▶ **Work item**
Copy each line in the data below that contains the word "Salon".

(Data about app and page elements)
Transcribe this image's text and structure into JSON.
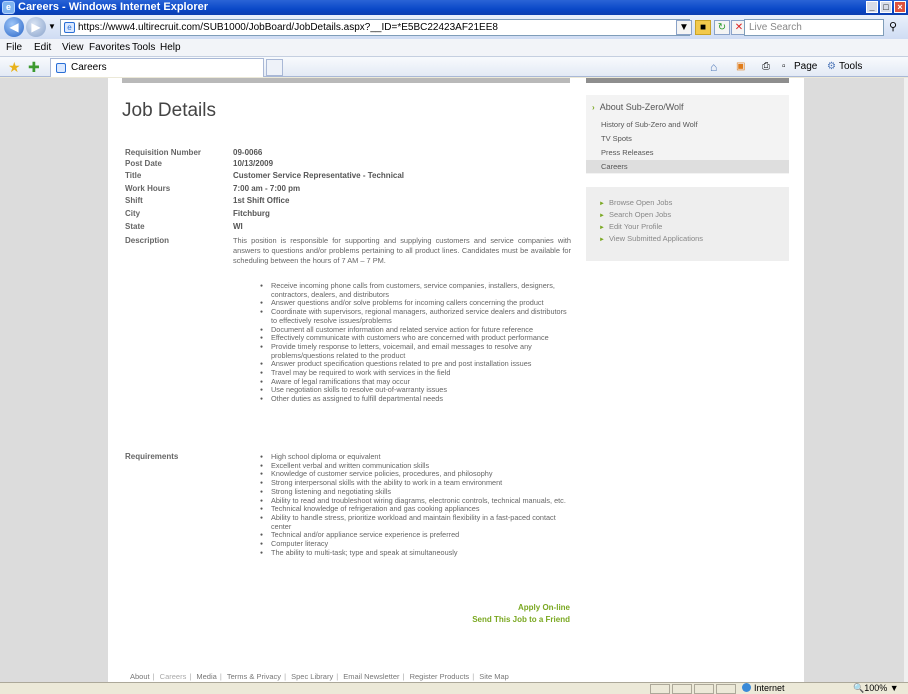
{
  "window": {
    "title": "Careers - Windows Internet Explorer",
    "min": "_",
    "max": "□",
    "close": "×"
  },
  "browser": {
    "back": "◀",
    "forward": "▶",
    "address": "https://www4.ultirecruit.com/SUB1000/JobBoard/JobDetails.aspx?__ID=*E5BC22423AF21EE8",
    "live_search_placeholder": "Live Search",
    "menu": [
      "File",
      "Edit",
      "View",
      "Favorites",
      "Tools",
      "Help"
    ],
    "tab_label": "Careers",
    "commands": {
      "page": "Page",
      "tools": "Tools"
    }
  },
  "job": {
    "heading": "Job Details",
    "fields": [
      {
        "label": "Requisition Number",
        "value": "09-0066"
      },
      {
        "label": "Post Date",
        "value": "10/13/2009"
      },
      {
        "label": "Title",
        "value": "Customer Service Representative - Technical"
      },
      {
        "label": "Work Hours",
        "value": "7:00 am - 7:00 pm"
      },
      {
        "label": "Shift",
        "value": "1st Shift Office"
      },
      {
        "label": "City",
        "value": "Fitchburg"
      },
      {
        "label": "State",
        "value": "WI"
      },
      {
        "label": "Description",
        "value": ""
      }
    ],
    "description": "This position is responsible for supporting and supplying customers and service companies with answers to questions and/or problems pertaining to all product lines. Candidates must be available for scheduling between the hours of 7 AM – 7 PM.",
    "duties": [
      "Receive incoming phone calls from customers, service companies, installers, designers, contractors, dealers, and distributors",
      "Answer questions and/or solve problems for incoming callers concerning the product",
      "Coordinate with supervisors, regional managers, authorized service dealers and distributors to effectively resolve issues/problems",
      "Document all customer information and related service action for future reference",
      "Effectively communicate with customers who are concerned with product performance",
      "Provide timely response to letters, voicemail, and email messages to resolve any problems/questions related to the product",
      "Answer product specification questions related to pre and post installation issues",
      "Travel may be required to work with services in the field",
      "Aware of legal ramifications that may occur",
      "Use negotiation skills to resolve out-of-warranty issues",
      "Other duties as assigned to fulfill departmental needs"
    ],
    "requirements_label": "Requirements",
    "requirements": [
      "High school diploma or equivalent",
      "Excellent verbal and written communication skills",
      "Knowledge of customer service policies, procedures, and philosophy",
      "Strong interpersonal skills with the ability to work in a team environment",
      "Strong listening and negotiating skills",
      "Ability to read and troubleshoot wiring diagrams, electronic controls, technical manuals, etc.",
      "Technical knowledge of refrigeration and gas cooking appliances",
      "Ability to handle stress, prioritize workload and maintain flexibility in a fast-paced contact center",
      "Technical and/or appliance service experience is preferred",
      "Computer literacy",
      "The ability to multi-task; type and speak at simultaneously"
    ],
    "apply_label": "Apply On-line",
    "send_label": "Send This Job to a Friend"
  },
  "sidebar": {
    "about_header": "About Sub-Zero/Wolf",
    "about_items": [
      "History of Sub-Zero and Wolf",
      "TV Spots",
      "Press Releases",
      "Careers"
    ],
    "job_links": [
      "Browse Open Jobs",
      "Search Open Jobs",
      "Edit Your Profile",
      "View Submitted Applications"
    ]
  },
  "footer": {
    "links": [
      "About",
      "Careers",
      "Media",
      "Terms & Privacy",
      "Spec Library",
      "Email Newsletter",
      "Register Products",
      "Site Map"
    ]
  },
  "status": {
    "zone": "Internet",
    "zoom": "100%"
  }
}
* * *
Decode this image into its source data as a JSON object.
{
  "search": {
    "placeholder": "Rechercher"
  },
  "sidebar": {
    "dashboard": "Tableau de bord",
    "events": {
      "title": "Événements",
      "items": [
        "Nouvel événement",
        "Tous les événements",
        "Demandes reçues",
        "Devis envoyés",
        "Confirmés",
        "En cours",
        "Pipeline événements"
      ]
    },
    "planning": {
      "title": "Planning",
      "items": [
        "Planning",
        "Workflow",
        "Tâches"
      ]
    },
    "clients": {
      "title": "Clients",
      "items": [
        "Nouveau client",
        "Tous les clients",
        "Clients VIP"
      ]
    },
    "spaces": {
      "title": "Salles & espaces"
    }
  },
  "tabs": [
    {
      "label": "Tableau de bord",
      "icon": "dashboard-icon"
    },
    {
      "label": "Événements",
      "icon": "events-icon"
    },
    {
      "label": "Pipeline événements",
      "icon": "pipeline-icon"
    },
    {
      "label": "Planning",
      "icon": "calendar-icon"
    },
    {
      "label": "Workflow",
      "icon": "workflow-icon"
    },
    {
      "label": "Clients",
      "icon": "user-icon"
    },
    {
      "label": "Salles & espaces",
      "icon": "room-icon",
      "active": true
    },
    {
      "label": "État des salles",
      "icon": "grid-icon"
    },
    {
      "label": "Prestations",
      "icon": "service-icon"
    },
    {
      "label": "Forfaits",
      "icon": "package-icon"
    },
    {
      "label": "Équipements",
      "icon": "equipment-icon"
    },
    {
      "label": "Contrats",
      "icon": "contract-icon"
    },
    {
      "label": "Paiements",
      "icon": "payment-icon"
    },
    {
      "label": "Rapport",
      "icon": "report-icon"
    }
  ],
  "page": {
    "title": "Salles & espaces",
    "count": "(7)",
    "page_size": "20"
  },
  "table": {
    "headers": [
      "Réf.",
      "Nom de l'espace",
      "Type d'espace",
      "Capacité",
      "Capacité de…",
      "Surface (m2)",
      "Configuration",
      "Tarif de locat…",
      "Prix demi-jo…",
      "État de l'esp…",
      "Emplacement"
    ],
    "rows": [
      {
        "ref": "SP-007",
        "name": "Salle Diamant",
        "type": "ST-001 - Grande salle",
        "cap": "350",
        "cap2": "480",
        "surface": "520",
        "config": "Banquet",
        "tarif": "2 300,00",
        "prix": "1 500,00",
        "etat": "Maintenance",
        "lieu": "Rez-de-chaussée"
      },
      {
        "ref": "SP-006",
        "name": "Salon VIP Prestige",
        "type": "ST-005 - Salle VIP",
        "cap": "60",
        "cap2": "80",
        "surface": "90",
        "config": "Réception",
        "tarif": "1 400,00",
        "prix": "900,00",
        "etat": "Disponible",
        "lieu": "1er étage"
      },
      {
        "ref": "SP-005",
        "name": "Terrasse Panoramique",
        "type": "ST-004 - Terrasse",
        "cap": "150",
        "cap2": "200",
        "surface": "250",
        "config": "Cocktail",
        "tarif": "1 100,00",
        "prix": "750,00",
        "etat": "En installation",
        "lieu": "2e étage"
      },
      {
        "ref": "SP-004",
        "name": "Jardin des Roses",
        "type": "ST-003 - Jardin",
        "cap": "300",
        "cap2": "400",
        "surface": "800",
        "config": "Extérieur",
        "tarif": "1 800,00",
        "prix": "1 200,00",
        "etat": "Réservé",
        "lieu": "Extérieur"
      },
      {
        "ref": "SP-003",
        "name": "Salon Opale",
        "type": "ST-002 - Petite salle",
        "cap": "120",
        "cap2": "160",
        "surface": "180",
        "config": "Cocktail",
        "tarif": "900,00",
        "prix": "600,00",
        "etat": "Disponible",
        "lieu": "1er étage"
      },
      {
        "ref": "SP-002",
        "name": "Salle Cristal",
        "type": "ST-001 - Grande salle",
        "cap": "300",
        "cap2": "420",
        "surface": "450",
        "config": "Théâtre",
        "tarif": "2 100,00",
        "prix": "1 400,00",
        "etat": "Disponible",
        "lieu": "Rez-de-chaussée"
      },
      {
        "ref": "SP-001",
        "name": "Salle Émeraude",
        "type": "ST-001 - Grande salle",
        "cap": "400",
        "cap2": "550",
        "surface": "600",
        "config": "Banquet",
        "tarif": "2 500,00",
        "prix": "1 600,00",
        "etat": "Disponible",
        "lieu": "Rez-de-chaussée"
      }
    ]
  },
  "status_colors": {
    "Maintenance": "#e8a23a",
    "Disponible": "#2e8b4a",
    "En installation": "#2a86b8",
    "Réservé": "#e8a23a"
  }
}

▶ **Task answer**
        "name": "Salon VIP Prestige",
        "name": "Salon Opale",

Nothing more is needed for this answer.